- To reaffirm the value of markets to achieving a cost-effective, fuel-secure fleet of resources.
- To identify fuel security risks with a primary focus on resilience.
- To establish criteria to value fuel security in PJM markets.
The study, it said, was spurred by a PJM March 2017 paper that acknowledged the shift in fuel mixes and changes in technology “raised important fuel security questions.”
The Study’s Significance
PJM’s study is significant because of its vast footprint. While grid operators appear to be divided on how to approach resiliency, they agree that solutions should be “in market.”
PJM, specifically, has implemented capacity performance reforms. On October 2, it filed two new approaches with the Federal Energy Regulatory Commission (FERC) that involves a coupling of the expanded minimum offer price rule (MOPR) and a resource carve-out (RCO). Public responses to the proposed approaches are due November 6 (in Docket No. EL18-178), and FERC has said it could issue an order before January 4, 2019. PJM, however, has delayed its next base residual auction (for the 2022–23 delivery year) from May to August 14, 2019, to give FERC enough time to approve the proposal, and for PJM to implement rule changes.
In the meantime, PJM said on November 1 that it will take action on the fuel security study. “While there is no imminent threat, fuel security is an important component of ensuring reliability – especially if multiple risks come to fruition. The findings underscore the importance of PJM exploring proactive measures to value fuel security attributes, and PJM believes this is best done through competitive wholesale markets,” PJM said. PJM also plans to continue to engage FERC on national fuel security issues that the grid entity outlined in its response to FERC’s resiliency effort, as filed in docket (Docket No. AD18-7-000).
FERC opened the docket this January after it slapped down the Department of Energy’s (DOE’s) September 2017 proposed “Grid Resiliency Pricing Rule,” which directed FERC to require that grid operators establish reasonable rates for power plants that show “reliability and resiliency attributes.” The Trump administration’s efforts to force grid operators to buy power from uneconomic coal and nuclear plants—with a focus on fuel security and resiliency and for national security—meanwhile appears to have been shelved. The draft memo, leaked on May 31, said that regulatory and economic factors have prompted the premature retirement of “fuel-secure” plants—which include nuclear and coal, but also oil-fired and dual-fuel units with adequate storage—at the “expense of fuel security and resilience.”
With the study’s release, PJM now plans to engage with stakeholders to discuss potential solutions. It will host a “Special Markets & Reliability” conference call on November 26 to address additional questions, and hold another meeting on December 20 to discuss additional detail in the paper. Any potential market design or rule changes stemming from the study will then likely be filed with FERC in early 2020.

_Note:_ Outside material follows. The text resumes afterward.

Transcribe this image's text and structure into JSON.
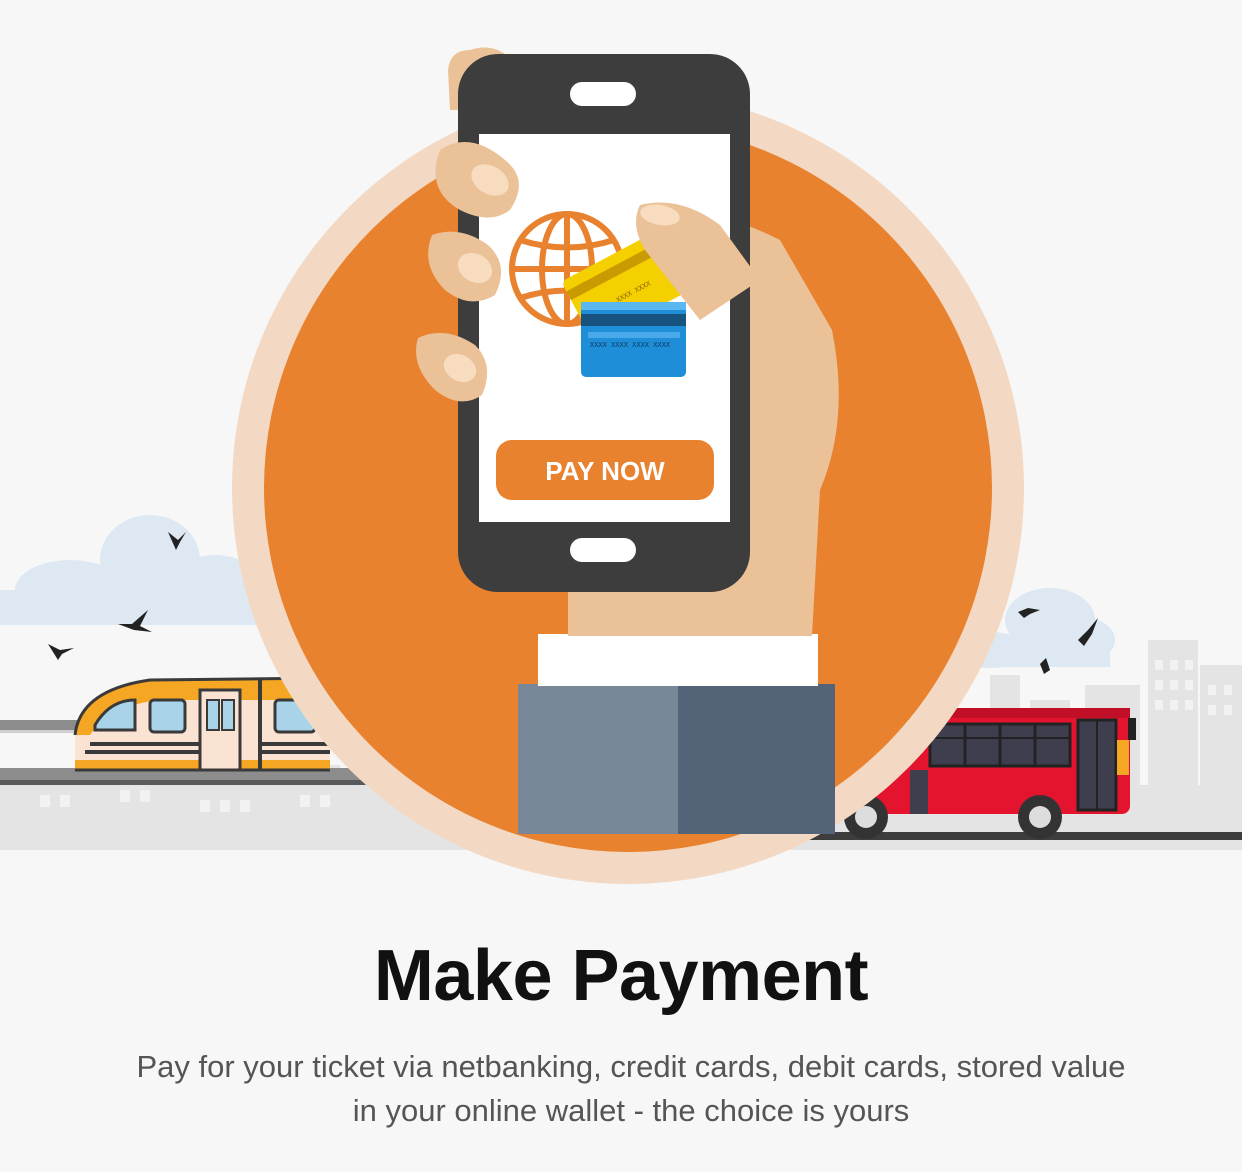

—Sonal Patel is a POWER associate editor (@sonalcpatel, @POWERmagazine)